We All Need a Little Help Sometimes: Coping with Emotional Overwhelm

By Kaylee Procter

12/15/20222 min read

Do you ever have those moments where it feels like the walls are closing in around you? Like the wave of your emotions is crashing over you, sweeping you away into the depths of the sea? Maybe it happens when you’re feeling overwhelmed by work, school, parenthood, marriage, or societal expectations and one more person asks something of you. Or when you’re thrust into another family dinner filled with memories of past trauma, arguments, and expectations. Perhaps you’ve lost someone that you love and the grief you feel comes in waves of overwhelm or never leaves at all. We’ve all been there. You are not alone and it’s okay to ask for support.

These are some tips that can help:

  1. Start by noticing what situations these strong emotions most often occur in. Is it at the same time every day? When you hear a song, are around certain people, or during specific times of the year? If we can determine our triggers for these emotions, we can start to plan how to cope with them before they overwhelm us.

  2. If you find yourself in the throes of these intense emotions and are feeling overwhelmed, the following are some tips and tricks to get through the moment (complete these practices as many times as you need): ·

  • Try splashing your face with cold water or holding a cold pack to your eyes and cheeks. This will create a change in body temperature and help to decrease the power of your emotions. ·

  • Get Moving! Run up and down the stairs, do 100 jumping jacks, or go for a run (more like a sprint). Engaging in these intense forms of exercise will help to change your body in a way that lessens the strength of your emotions. ·

  • Try some box breathing! Breath in to the count of 4, hold your breath to the count of 4, breath out to the count of 4, and then hold your breath to the count of four. Complete this 5 times (if you start to feel lightheaded, switch to a different coping skill). This will help to calm your nervous system, decrease your heart rate, and take your mind off what may be causing your intense emotions. ·

  • Drop the Anchor! Acknowledge what you are thinking and feeling by saying to yourself, “I am feeling (insert feelings). I notice that I am having the thought that (insert thoughts)” Connect with your body (ex. Push your feet against the floor and notice how it feels, slowly breath in to the count of 4 and out to the count of 4, stretch your body etc.). Engage in what you are doing fully (ex. notice 5 things you can see, 4 things you can touch, 3 things you can hear, 2 things you can smell, and 1 thing you can taste).

Reminder: these tips should not be used to cope with emotions all the time – only when the emotions feel too intense, and you are in “crisis mode”. It is important for our mental and physical health that we do not avoid emotions and that these crisis moments are processed. Psychotherapy can be a great tool to help with this!
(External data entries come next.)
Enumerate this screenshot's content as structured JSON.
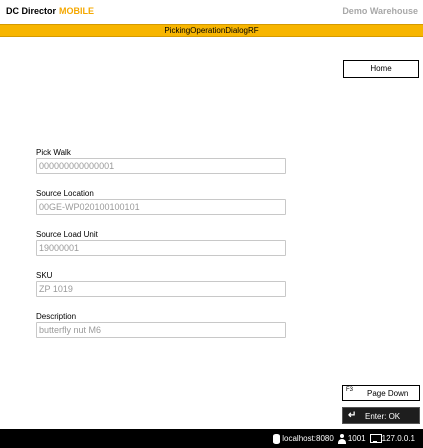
{
  "header": {
    "app_name": "DC Director",
    "app_suffix": "MOBILE",
    "warehouse": "Demo Warehouse",
    "colors": {
      "accent": "#f7b500",
      "suffix": "#f5a800",
      "warehouse_text": "#a8a8a8"
    }
  },
  "titlebar": {
    "title": "PickingOperationDialogRF"
  },
  "home_button": {
    "label": "Home"
  },
  "fields": [
    {
      "label": "Pick Walk",
      "value": "000000000000001"
    },
    {
      "label": "Source Location",
      "value": "00GE-WP020100100101"
    },
    {
      "label": "Source Load Unit",
      "value": "19000001"
    },
    {
      "label": "SKU",
      "value": "ZP 1019"
    },
    {
      "label": "Description",
      "value": "butterfly nut M6"
    }
  ],
  "page_down_button": {
    "key": "F3",
    "label": "Page Down"
  },
  "ok_button": {
    "icon": "enter-icon",
    "label": "Enter: OK"
  },
  "status_bar": {
    "server": "localhost:8080",
    "user": "1001",
    "client": "127.0.0.1",
    "icons": [
      "database-icon",
      "user-icon",
      "monitor-icon"
    ]
  }
}
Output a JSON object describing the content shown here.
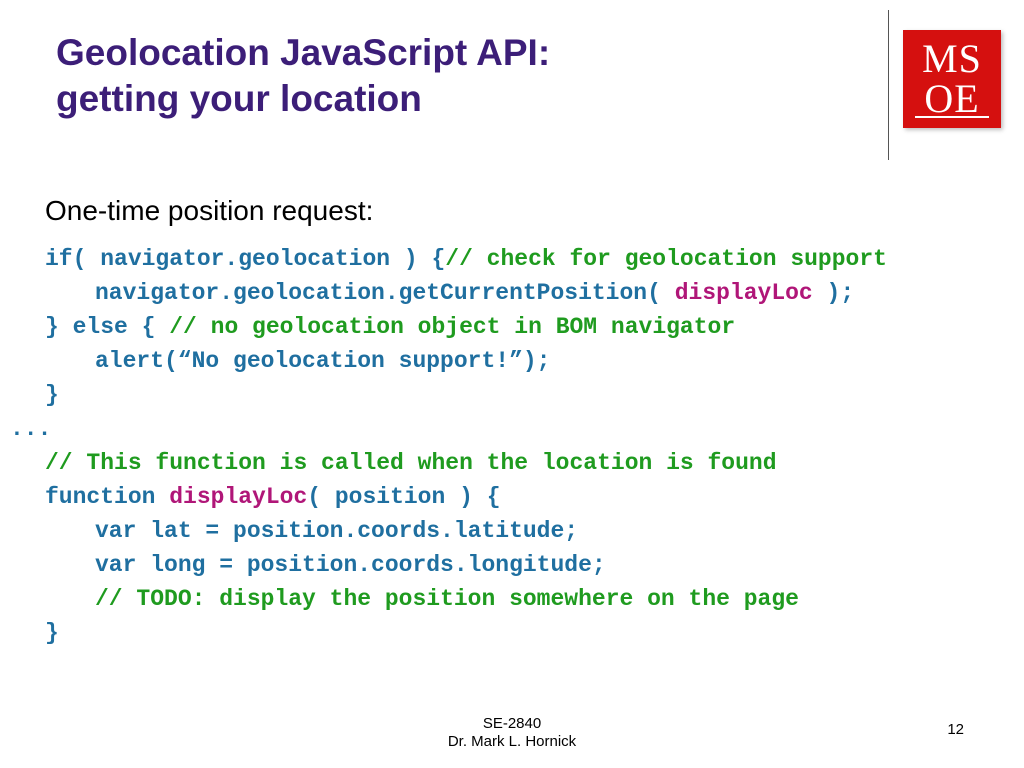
{
  "heading": {
    "line1": "Geolocation JavaScript API:",
    "line2": "getting your location"
  },
  "logo": {
    "top": "MS",
    "bottom": "OE"
  },
  "subtitle": "One-time position request:",
  "code": {
    "l1a": "if( navigator.geolocation ) {",
    "l1b": "// check for geolocation support",
    "l2a": "navigator.geolocation.getCurrentPosition( ",
    "l2b": "displayLoc ",
    "l2c": ");",
    "l3a": "} else { ",
    "l3b": "// no geolocation object in BOM navigator",
    "l4": "alert(“No geolocation support!”);",
    "l5": "}",
    "l6": "...",
    "l7": "// This function is called when the location is found",
    "l8a": "function ",
    "l8b": "displayLoc",
    "l8c": "( position ) {",
    "l9": "var lat = position.coords.latitude;",
    "l10": "var long = position.coords.longitude;",
    "l11a": "// ",
    "l11b": "TODO: display the position somewhere on the page",
    "l12": "}"
  },
  "footer": {
    "course": "SE-2840",
    "author": "Dr. Mark L. Hornick",
    "page": "12"
  }
}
Harris, R. (2009). ACT Made Simple: An Easy-To-Read Primer on Acceptance and Commitment Therapy: New Harbinger Publications.

Linehan, M.M. (2014). DBT Skills Training Manual (2nd edition): The Guilford Press.

man wearing black long-sleeved shirt
man wearing black long-sleeved shirt